(Entries from a dataset of interfaces)
╔══

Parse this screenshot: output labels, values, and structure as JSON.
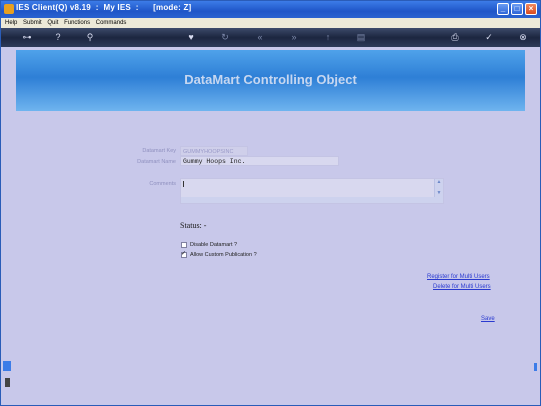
{
  "window": {
    "title": "IES Client(Q) v8.19  :  My IES  :      [mode: Z]",
    "controls": [
      "_",
      "□",
      "×"
    ]
  },
  "menu": {
    "items": [
      "Help",
      "Submit",
      "Quit",
      "Functions",
      "Commands"
    ]
  },
  "toolbar": {
    "icons": [
      "key-icon",
      "help-icon",
      "search-icon",
      "heart-icon",
      "refresh-icon",
      "back-icon",
      "forward-icon",
      "up-icon",
      "folder-icon",
      "printer-icon",
      "check-icon",
      "close-icon"
    ],
    "glyphs": {
      "key": "⊶",
      "help": "?",
      "search": "⚲",
      "heart": "♥",
      "refresh": "↻",
      "back": "«",
      "forward": "»",
      "up": "↑",
      "folder": "▤",
      "printer": "⎙",
      "check": "✓",
      "close": "⊗"
    }
  },
  "banner": {
    "title": "DataMart Controlling Object"
  },
  "form": {
    "datamart_key_label": "Datamart Key",
    "datamart_key_value": "GUMMYHOOPSINC",
    "datamart_name_label": "Datamart Name",
    "datamart_name_value": "Gummy Hoops Inc.",
    "comments_label": "Comments",
    "comments_value": ""
  },
  "status": {
    "label": "Status: -"
  },
  "options": [
    {
      "label": "Disable Datamart ?",
      "checked": false
    },
    {
      "label": "Allow Custom Publication ?",
      "checked": true
    }
  ],
  "links": {
    "register": "Register for Multi Users",
    "delete": "Delete for Multi Users",
    "save": "Save"
  }
}
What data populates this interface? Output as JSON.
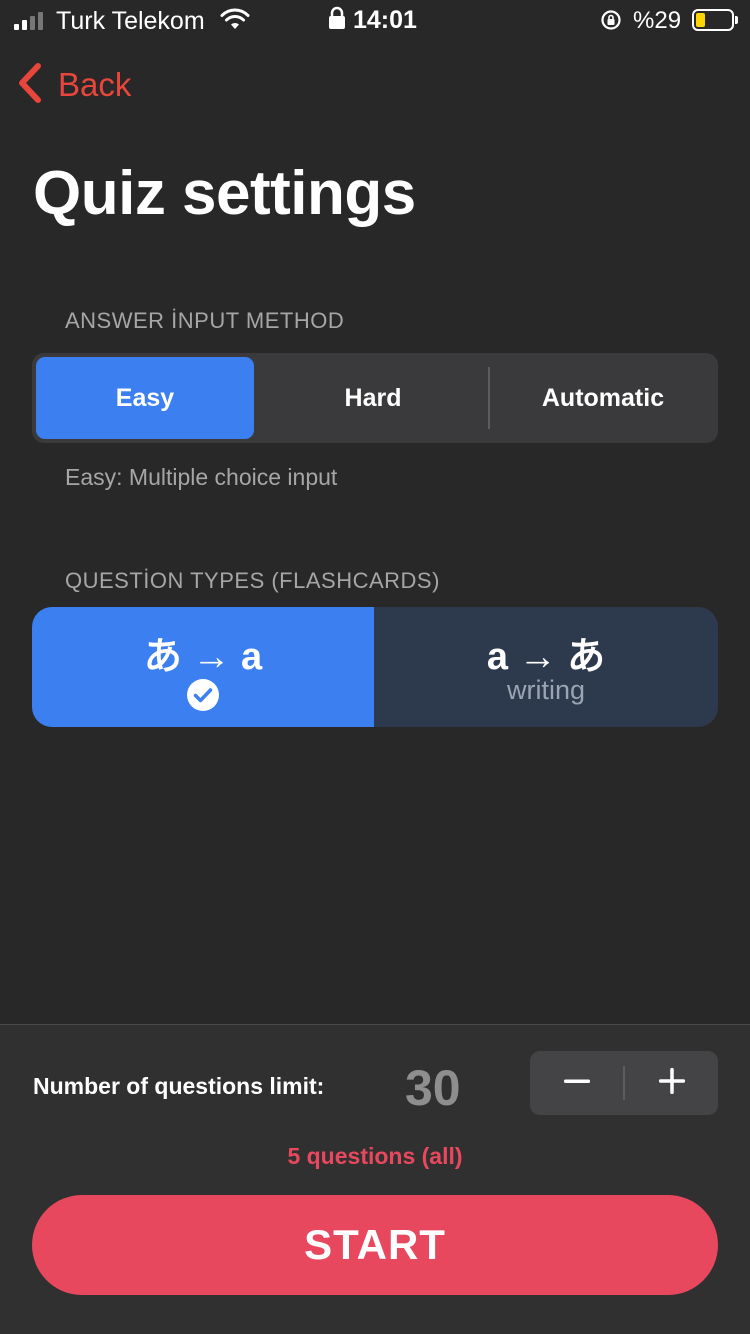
{
  "status_bar": {
    "carrier": "Turk Telekom",
    "time": "14:01",
    "battery": "%29",
    "battery_color": "#ffd400"
  },
  "nav": {
    "back_label": "Back"
  },
  "page": {
    "title": "Quiz settings"
  },
  "answer_input": {
    "section_label": "ANSWER İNPUT METHOD",
    "options": [
      "Easy",
      "Hard",
      "Automatic"
    ],
    "selected": "Easy",
    "hint": "Easy: Multiple choice input"
  },
  "question_types": {
    "section_label": "QUESTİON TYPES (FLASHCARDS)",
    "items": [
      {
        "label": "あ → a",
        "selected": true,
        "icon": "check-circle-icon"
      },
      {
        "label": "a → あ",
        "sublabel": "writing",
        "selected": false
      }
    ]
  },
  "limit": {
    "label": "Number of questions limit:",
    "value": "30",
    "note": "5 questions (all)"
  },
  "start_label": "START",
  "colors": {
    "accent_blue": "#3b7ff0",
    "accent_red": "#e8485e",
    "back_red": "#e8463c",
    "background": "#282828"
  }
}
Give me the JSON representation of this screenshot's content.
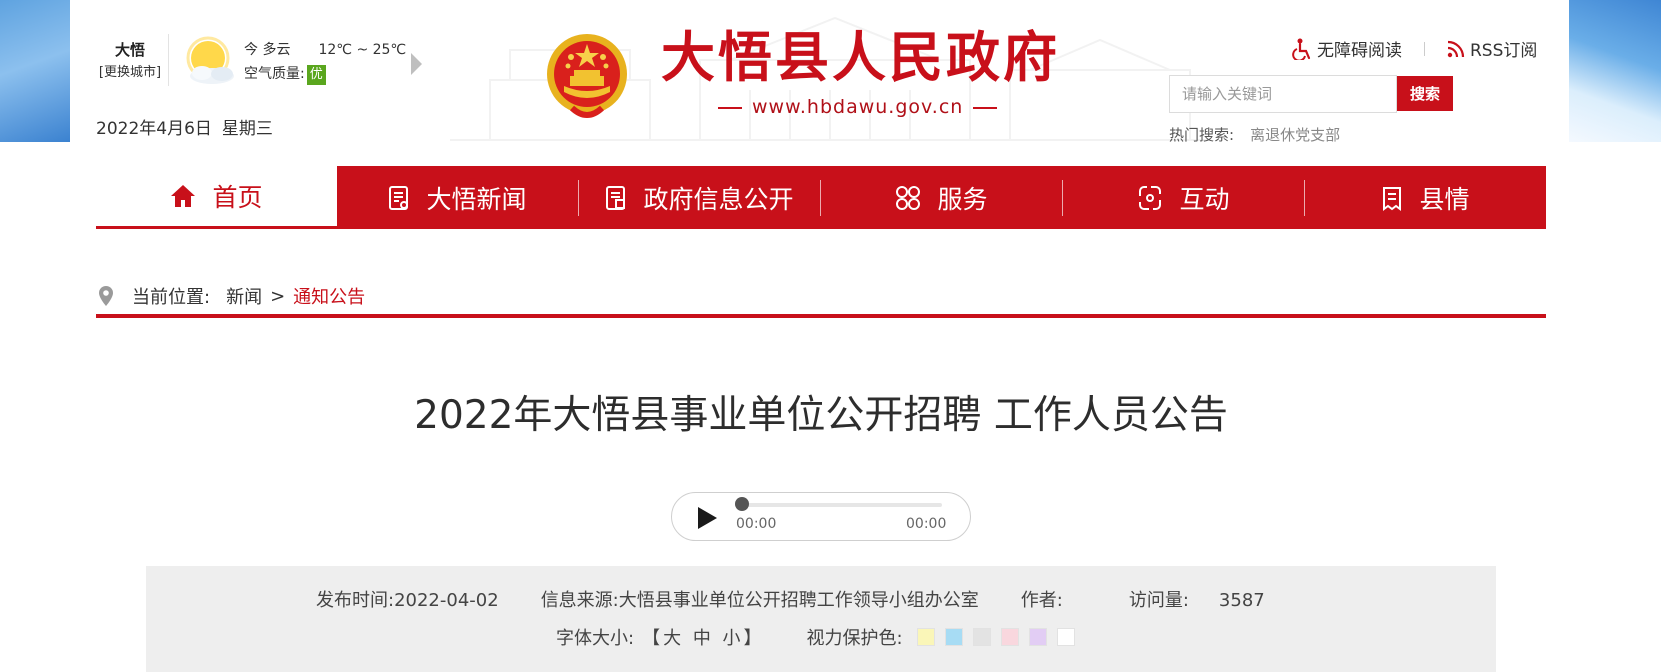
{
  "header": {
    "city": {
      "name": "大悟",
      "switch_label": "[更换城市]"
    },
    "weather": {
      "condition": "今 多云",
      "temp": "12℃ ~ 25℃",
      "aq_label": "空气质量:",
      "aq_value": "优",
      "aq_color": "#5aa61e"
    },
    "date": "2022年4月6日",
    "weekday": "星期三",
    "site_title": "大悟县人民政府",
    "site_url": "www.hbdawu.gov.cn",
    "accessibility_label": "无障碍阅读",
    "rss_label": "RSS订阅",
    "search": {
      "placeholder": "请输入关键词",
      "button_label": "搜索"
    },
    "hot_search": {
      "label": "热门搜索:",
      "items": [
        "离退休党支部"
      ]
    }
  },
  "nav": {
    "items": [
      {
        "label": "首页",
        "icon": "home-icon"
      },
      {
        "label": "大悟新闻",
        "icon": "news-document-icon"
      },
      {
        "label": "政府信息公开",
        "icon": "info-document-icon"
      },
      {
        "label": "服务",
        "icon": "service-grid-icon"
      },
      {
        "label": "互动",
        "icon": "interaction-icon"
      },
      {
        "label": "县情",
        "icon": "county-info-icon"
      }
    ],
    "active_index": 0
  },
  "breadcrumb": {
    "label": "当前位置:",
    "items": [
      "新闻",
      "通知公告"
    ],
    "separator": ">"
  },
  "article": {
    "title": "2022年大悟县事业单位公开招聘 工作人员公告",
    "audio": {
      "current_time": "00:00",
      "duration": "00:00",
      "progress": 0
    },
    "meta": {
      "publish_label": "发布时间:",
      "publish_date": "2022-04-02",
      "source_label": "信息来源:",
      "source": "大悟县事业单位公开招聘工作领导小组办公室",
      "author_label": "作者:",
      "author": "",
      "views_label": "访问量:",
      "views": "3587",
      "font_size_label": "字体大小:",
      "font_size_open": "【",
      "font_large": "大",
      "font_medium": "中",
      "font_small": "小",
      "font_size_close": "】",
      "eye_care_label": "视力保护色:",
      "eye_care_colors": [
        "#faf6b8",
        "#a7dcf4",
        "#e3e3e3",
        "#f9d7de",
        "#e2cdf4",
        "#ffffff"
      ]
    }
  },
  "colors": {
    "brand_red": "#c8101a",
    "meta_bg": "#eeeeee"
  }
}
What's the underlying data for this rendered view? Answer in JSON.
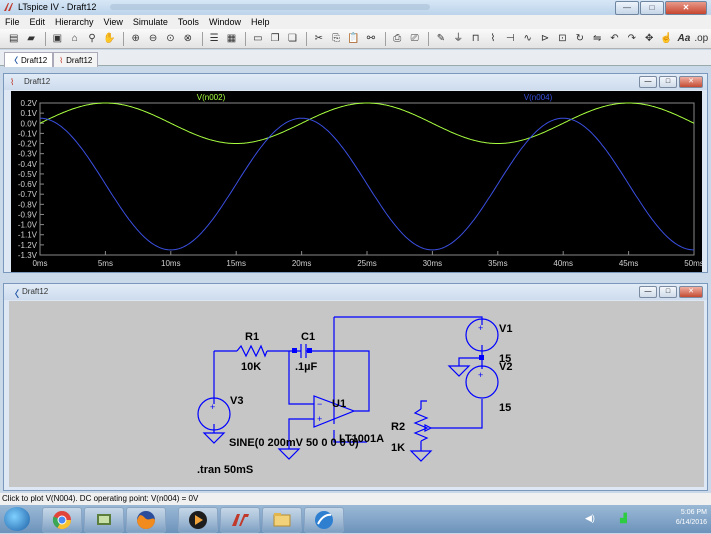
{
  "window": {
    "title": "LTspice IV - Draft12",
    "buttons": {
      "minimize": "—",
      "maximize": "□",
      "close": "✕"
    }
  },
  "menu": [
    "File",
    "Edit",
    "Hierarchy",
    "View",
    "Simulate",
    "Tools",
    "Window",
    "Help"
  ],
  "toolbar_icons": [
    "new-schematic-icon",
    "open-icon",
    "save-icon",
    "control-panel-icon",
    "run-icon",
    "halt-icon",
    "pan-icon",
    "zoom-in-icon",
    "zoom-out-icon",
    "zoom-fit-icon",
    "zoom-cancel-icon",
    "autoscale-icon",
    "split-icon",
    "tile-horizontal-icon",
    "cascade-icon",
    "close-all-icon",
    "cut-icon",
    "copy-icon",
    "paste-icon",
    "find-icon",
    "print-icon",
    "print-setup-icon",
    "wire-icon",
    "ground-icon",
    "label-icon",
    "resistor-icon",
    "capacitor-icon",
    "inductor-icon",
    "diode-icon",
    "component-icon",
    "rotate-icon",
    "mirror-icon",
    "undo-icon",
    "redo-icon",
    "move-icon",
    "drag-icon",
    "text-icon",
    "spice-directive-icon"
  ],
  "tabs": [
    {
      "label": "Draft12",
      "icon": "schematic-icon"
    },
    {
      "label": "Draft12",
      "icon": "waveform-icon"
    }
  ],
  "waveform_window": {
    "title": "Draft12",
    "buttons": {
      "minimize": "—",
      "maximize": "□",
      "close": "✕"
    }
  },
  "schematic_window": {
    "title": "Draft12",
    "buttons": {
      "minimize": "—",
      "maximize": "□",
      "close": "✕"
    }
  },
  "chart_data": {
    "type": "line",
    "xlabel": "",
    "ylabel": "",
    "xlim": [
      0,
      50
    ],
    "ylim": [
      -1.3,
      0.2
    ],
    "x_ticks": [
      "0ms",
      "5ms",
      "10ms",
      "15ms",
      "20ms",
      "25ms",
      "30ms",
      "35ms",
      "40ms",
      "45ms",
      "50ms"
    ],
    "y_ticks": [
      "0.2V",
      "0.1V",
      "0.0V",
      "-0.1V",
      "-0.2V",
      "-0.3V",
      "-0.4V",
      "-0.5V",
      "-0.6V",
      "-0.7V",
      "-0.8V",
      "-0.9V",
      "-1.0V",
      "-1.1V",
      "-1.2V",
      "-1.3V"
    ],
    "grid": false,
    "series": [
      {
        "name": "V(n002)",
        "color": "#a8ff40",
        "offset": 0.0,
        "amplitude": 0.2,
        "period_ms": 20,
        "phase": "sin"
      },
      {
        "name": "V(n004)",
        "color": "#3a4fe0",
        "offset": -0.6,
        "amplitude": 0.65,
        "period_ms": 20,
        "phase": "cos"
      }
    ]
  },
  "schematic": {
    "R1": {
      "name": "R1",
      "value": "10K"
    },
    "C1": {
      "name": "C1",
      "value": ".1µF"
    },
    "U1": {
      "name": "U1",
      "value": "LT1001A"
    },
    "V1": {
      "name": "V1",
      "value": "15"
    },
    "V2": {
      "name": "V2",
      "value": "15"
    },
    "V3": {
      "name": "V3",
      "value": "SINE(0 200mV 50 0 0 0 0)"
    },
    "R2": {
      "name": "R2",
      "value": "1K"
    },
    "directive": ".tran 50mS"
  },
  "status_bar": "Click to plot V(N004).  DC operating point: V(n004) = 0V",
  "taskbar": {
    "time": "5:06 PM",
    "date": "6/14/2016"
  }
}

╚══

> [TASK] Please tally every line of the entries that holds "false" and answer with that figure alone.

> [TASK RESULT] 3